This section is from "The Horticulturist, And Journal Of Rural Art And Rural Taste", by P. Barry, A. J. Downing, J. Jay Smith, Peter B. Mead, F. W. Woodward, Henry T. Williams. Also available from Amazon: Horticulturist and Journal of Rural Art and Rural Taste.
A capital idea, Mr. Editor, as any one who knows what trouble we poor mortals, who depend upon the labors of professed gardeners, have had in obtaining those of the right kind, will concede. A competent gardener, up to his business, must be a man of mind; and a subordinate, uncomfortable situation, such a man will not occupy - any longer than he can do better. The gardener himself being right, by all means give him a direct interest in his labors, through the produce of the garden, if a market exist in the neighborhood where he can turn such produce to profit It thus gives him a responsibility, a character, and a consequence. It stirs his pride, promotes his emulation, and increases in him a striving to improve constantly in his vocation. Why, sir, many a time have I known the toiling, pains-taking gardener, intelligent in his line, far more worthy of companionship than the conceited parvenu - there is now and then one snch - who employed him, and kept him in a degraded position, while ministering to his own inflated pride and accidental wealth. Many an unknown Sir Joseph Paxton, might have risen to fame and eminence through the kind word fitly spoken, and the generous encouragement of an appreciating employer.

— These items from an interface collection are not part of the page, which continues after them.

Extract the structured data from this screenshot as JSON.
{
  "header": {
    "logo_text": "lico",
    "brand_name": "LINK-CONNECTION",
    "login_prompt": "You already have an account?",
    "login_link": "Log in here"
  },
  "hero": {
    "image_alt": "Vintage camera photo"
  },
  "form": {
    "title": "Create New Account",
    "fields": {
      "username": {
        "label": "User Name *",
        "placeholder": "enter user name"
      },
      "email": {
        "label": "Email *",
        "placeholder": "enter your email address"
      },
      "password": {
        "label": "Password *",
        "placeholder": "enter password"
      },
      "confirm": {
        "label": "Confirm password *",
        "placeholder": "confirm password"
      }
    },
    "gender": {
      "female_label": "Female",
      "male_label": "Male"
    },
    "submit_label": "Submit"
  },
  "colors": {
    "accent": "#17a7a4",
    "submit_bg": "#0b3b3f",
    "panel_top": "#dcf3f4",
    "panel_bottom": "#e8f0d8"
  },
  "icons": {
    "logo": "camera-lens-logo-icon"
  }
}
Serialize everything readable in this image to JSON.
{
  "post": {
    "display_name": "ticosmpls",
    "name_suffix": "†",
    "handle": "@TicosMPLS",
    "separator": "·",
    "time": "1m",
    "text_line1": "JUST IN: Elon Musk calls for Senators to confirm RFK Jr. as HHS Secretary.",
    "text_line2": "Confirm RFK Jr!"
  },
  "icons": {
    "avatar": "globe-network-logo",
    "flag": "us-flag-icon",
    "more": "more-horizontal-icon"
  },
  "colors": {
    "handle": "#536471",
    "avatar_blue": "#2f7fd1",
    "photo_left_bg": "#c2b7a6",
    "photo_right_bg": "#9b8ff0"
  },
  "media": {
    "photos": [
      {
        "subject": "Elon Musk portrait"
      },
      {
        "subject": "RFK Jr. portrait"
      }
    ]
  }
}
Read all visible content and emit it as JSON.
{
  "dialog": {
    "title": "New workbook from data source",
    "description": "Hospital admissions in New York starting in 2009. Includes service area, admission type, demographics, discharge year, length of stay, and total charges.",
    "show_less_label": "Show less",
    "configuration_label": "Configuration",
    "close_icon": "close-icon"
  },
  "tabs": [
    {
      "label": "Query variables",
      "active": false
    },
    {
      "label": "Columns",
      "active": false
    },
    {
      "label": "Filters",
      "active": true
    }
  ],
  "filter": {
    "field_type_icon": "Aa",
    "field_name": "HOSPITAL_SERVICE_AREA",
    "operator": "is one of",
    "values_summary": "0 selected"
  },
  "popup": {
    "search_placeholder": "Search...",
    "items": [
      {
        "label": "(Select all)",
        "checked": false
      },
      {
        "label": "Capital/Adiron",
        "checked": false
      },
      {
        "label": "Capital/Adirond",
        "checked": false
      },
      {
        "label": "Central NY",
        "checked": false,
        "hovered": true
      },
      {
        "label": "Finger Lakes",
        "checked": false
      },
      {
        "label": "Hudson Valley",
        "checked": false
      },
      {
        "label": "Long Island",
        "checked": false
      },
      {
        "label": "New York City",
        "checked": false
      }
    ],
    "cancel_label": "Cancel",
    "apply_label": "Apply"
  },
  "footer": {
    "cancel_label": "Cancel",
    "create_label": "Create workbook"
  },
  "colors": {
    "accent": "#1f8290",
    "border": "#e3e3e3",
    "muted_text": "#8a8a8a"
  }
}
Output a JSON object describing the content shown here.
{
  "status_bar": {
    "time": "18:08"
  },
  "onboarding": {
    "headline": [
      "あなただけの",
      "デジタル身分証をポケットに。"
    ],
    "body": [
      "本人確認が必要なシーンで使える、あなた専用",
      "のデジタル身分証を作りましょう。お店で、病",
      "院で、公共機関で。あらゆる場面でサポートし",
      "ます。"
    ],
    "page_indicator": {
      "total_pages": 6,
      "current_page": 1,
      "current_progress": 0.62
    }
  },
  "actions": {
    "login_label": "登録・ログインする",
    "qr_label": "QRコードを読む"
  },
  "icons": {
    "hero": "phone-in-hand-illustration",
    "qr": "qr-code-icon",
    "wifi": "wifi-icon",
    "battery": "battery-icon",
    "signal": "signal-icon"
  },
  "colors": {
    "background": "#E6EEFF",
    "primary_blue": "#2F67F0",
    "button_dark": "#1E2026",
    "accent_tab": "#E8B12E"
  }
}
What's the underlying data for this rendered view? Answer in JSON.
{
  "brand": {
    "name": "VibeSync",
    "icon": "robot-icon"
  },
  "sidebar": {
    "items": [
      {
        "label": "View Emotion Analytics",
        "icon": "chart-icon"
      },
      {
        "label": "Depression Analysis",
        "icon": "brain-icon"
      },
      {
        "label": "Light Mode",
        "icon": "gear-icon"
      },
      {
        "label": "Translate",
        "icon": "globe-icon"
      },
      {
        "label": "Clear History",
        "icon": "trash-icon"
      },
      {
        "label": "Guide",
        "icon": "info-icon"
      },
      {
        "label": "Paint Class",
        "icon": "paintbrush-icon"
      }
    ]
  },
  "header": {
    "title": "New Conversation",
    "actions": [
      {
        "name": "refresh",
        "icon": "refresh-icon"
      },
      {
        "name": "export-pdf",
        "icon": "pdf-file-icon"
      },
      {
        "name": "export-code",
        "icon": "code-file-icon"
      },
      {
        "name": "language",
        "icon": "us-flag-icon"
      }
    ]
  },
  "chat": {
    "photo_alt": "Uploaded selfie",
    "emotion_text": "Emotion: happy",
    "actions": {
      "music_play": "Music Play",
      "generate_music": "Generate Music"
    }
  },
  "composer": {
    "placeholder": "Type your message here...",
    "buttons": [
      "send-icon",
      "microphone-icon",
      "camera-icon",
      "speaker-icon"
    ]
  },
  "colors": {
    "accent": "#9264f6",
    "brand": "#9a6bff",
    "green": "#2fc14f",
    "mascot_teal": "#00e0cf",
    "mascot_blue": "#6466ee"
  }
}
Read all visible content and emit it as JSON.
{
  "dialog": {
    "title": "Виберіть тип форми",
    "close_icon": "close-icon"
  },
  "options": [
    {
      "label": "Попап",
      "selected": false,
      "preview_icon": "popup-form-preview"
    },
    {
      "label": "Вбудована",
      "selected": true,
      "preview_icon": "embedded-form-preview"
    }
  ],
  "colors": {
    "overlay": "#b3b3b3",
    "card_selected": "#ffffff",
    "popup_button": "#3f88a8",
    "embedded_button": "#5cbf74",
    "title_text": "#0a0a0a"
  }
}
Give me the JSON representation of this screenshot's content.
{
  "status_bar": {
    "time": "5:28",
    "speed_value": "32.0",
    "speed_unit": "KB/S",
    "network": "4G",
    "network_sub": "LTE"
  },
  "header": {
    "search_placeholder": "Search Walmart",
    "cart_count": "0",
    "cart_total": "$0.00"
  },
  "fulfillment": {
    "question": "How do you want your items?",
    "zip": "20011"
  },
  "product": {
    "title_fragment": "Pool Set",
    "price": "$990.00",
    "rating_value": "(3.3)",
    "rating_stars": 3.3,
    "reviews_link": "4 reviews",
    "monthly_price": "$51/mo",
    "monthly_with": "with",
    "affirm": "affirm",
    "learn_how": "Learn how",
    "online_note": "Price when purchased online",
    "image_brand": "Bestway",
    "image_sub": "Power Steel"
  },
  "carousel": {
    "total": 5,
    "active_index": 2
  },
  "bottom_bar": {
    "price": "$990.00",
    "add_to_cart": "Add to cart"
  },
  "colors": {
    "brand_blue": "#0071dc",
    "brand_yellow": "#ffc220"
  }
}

Of bad gardeners - imported, at that - we have enough, in all conscience; but we can rapidly have better ones, by taking the pains to make them, and showing them that their endeavors are appreciated by their employers.
Gardening, in its elevated sense, is one of the fine arts, and no one not thus estimating it, need suppose that he can command the labors of a Praxiteles in that line, at the same rate of compensation he does those of the boor who blasts out the shapeless marble from the quarry.